Blooming for pollinators and growing for butterflies is Florida native Senna mexicana var. chapmanii (Chapman’s Wild Sensitive Plant; Bahama Senna). This shrub is endangered where it occurs naturally in the southernmost counties of Miami-Dade to the Monroe Keys in hammocks, pinelands and dunes. This plant can be grown further north of its range and is doing quite well here in our Sarasota County landscape. Bahama Senna grows quickly and reaches a height of 2-4 feet and is usually broader than tall with a spreading habit of 3-6 feet. The other commonly grown native Senna ligustrina (Privet Wild Sensitive Plant) has a more upright habit 4-8 feet tall and typically only 3-6 feet wide. We have had our Bahama Senna for about two years and it has remained around 2 feet tall and 3 feet wide. After established, Bahama Senna is drought tolerant and ours has survived on seasonal rainfall. Plant in full sun or light shade. Senna mexicana var. chapmanii is the larval host plant for Sulphur butterflies, including the Sleepy Orange, Cloudless Sulphur and the introduced Orange-barred Sulphur. Glands, called extralfloral nectaries at the base of the leaves attract ants that will attack the butterfly eggs and caterpillars. This protects the plant from defoliation by herbivores. This explains why not many of the caterpillars make it to adulthood in our garden. It might seem as though Mother Nature is playing a cruel joke, but this is not a big deal when we begin to realize that most of the critters that live in our garden serve a much bigger purpose than our superficial desire to choose one species over the other. We all need to eat!
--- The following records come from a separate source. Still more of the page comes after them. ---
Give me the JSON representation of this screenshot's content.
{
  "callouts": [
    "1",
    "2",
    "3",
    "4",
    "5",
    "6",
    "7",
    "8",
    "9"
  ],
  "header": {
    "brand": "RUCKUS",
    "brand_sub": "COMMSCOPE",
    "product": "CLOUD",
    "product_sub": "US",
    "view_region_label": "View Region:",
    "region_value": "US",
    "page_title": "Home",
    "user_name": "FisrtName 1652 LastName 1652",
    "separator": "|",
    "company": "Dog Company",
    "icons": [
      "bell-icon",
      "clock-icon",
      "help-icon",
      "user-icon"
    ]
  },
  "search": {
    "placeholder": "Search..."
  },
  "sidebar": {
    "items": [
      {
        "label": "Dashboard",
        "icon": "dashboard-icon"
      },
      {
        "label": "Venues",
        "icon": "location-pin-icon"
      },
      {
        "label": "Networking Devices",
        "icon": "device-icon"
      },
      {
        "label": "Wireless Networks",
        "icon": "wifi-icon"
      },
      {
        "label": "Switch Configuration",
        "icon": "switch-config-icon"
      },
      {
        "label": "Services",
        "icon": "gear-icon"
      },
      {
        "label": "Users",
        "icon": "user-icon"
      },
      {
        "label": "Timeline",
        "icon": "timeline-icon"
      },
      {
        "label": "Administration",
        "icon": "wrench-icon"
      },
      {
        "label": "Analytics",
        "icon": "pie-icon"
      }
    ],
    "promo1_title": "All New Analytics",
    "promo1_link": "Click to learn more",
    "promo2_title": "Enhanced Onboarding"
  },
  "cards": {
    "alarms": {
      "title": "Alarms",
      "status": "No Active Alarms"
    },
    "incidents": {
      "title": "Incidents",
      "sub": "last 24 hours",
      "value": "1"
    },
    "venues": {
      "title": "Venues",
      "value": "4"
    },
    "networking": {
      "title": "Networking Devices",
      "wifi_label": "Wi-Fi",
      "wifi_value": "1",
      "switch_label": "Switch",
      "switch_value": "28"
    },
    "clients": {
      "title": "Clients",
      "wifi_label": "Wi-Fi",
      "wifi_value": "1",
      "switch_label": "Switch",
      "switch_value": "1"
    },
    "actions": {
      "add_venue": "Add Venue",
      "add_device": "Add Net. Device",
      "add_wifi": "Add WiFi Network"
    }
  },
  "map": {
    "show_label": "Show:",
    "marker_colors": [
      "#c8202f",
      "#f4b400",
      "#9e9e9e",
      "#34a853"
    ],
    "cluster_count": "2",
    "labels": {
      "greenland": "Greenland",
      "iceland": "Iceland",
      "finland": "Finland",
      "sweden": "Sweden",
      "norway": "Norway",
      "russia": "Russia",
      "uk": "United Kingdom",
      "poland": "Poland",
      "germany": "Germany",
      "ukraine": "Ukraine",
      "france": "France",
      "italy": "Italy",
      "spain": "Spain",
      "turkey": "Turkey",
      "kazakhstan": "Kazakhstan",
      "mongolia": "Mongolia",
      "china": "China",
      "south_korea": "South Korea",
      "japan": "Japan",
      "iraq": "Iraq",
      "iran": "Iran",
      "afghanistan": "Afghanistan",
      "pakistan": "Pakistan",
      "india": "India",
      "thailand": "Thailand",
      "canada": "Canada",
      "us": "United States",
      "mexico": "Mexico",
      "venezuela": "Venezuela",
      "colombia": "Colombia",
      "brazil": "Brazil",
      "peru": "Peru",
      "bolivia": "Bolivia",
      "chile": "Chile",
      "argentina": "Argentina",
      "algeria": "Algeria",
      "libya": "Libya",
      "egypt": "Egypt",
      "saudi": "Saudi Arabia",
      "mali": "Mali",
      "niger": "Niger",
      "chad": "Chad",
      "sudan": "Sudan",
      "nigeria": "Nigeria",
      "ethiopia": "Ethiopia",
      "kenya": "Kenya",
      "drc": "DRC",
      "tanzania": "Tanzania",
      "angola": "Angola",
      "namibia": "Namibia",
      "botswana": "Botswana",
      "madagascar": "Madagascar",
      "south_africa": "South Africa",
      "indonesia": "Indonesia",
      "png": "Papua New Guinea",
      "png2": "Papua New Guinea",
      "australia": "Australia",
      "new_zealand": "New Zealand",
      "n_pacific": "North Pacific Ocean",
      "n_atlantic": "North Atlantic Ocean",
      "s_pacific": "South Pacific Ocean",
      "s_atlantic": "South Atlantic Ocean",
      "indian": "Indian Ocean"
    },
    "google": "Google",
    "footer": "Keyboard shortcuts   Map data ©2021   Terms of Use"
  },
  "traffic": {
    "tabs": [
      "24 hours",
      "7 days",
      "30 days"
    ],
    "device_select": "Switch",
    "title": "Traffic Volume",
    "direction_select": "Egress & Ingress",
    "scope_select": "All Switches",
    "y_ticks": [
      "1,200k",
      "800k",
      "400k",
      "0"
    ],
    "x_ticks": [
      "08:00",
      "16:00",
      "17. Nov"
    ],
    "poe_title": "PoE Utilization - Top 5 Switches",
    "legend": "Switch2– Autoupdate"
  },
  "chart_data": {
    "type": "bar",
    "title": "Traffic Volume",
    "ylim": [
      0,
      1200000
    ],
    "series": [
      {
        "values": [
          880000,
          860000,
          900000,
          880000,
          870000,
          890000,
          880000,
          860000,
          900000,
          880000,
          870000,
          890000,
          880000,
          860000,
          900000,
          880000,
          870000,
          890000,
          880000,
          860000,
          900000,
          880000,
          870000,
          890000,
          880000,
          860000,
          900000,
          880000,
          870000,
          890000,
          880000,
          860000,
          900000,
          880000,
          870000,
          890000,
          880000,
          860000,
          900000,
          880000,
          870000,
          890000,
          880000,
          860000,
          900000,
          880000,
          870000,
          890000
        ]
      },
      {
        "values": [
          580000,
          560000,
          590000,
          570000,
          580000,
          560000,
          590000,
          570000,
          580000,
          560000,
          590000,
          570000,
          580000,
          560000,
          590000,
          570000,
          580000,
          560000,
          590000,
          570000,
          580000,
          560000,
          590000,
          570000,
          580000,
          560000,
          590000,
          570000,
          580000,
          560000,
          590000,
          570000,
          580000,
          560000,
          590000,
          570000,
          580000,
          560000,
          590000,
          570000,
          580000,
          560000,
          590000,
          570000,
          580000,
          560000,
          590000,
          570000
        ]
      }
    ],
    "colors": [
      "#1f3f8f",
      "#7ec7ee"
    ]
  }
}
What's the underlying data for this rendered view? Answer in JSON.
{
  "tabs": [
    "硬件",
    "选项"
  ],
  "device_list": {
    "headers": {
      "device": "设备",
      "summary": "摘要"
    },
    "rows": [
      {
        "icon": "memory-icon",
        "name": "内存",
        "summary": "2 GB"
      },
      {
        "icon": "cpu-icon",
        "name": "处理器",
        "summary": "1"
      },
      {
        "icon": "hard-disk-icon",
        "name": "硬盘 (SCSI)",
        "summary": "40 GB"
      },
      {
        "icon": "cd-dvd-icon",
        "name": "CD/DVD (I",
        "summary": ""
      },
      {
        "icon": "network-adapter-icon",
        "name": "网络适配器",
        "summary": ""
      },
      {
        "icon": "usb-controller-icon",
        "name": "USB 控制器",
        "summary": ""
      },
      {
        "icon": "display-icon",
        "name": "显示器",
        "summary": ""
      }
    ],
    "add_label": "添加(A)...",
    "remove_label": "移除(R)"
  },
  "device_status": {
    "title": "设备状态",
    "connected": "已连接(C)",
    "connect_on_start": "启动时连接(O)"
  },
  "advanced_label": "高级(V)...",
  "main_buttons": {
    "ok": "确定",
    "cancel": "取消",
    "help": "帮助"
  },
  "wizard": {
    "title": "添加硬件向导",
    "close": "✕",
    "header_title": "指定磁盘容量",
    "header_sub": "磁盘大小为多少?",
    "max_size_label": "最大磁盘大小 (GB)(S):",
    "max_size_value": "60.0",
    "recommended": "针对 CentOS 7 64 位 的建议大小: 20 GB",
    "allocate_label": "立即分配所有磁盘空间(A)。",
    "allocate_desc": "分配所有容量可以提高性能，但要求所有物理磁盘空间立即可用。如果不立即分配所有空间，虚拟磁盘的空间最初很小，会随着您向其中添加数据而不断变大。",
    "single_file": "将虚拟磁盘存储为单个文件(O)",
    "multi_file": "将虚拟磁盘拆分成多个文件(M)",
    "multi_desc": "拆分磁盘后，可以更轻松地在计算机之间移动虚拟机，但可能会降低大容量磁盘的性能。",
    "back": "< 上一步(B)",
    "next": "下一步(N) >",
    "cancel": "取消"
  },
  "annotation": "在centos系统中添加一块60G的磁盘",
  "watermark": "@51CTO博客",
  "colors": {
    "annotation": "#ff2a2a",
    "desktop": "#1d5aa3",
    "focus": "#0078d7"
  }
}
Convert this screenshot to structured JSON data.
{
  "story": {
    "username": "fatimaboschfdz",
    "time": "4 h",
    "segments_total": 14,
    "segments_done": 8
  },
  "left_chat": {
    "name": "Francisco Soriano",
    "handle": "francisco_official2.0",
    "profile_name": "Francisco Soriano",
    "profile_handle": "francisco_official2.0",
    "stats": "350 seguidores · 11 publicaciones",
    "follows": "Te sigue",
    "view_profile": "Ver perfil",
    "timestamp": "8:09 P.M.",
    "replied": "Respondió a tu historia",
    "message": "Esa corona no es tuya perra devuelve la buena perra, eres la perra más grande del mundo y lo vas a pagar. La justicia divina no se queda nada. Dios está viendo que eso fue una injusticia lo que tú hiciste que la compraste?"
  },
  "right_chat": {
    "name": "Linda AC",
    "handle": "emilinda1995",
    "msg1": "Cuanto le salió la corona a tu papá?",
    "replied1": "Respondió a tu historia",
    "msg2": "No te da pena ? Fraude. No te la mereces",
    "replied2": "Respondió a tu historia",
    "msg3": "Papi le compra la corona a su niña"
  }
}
*There are 11 Senna species that occur in Florida and only 4 of them are native to the state, Senna ligustrina (Privet Wild Sensitive Plant), Senna marilandica (Maryland Wild Sensitive Plant), Senna mexicana var. chapmanii (Chapman’s Wild Sensitive Plant; Bahama Senna) and Senna obtusifolia (Coffeeweed; Sicklepod). The two you can find available for sale at a Florida native plants nursery are S. ligustrina and S. mexicana var. chapmanii. See my previous article on S. ligustrina HERE. Be sure and avoid non-native Senna pendula var. glabrata (synonym Senna bicapsularis), a category I invasive in Florida. Common names for this invasive are Christmas Senna, Christmas Cassia and Climbing Cassia. When in doubt, always stick to our native species and Purchase your plants at a Florida native plants nursery affiliated with Florida Association of Native Nurseries. Find a native nursery in your neck of the woods by visiting Florida Association of Native Nurseries HERE.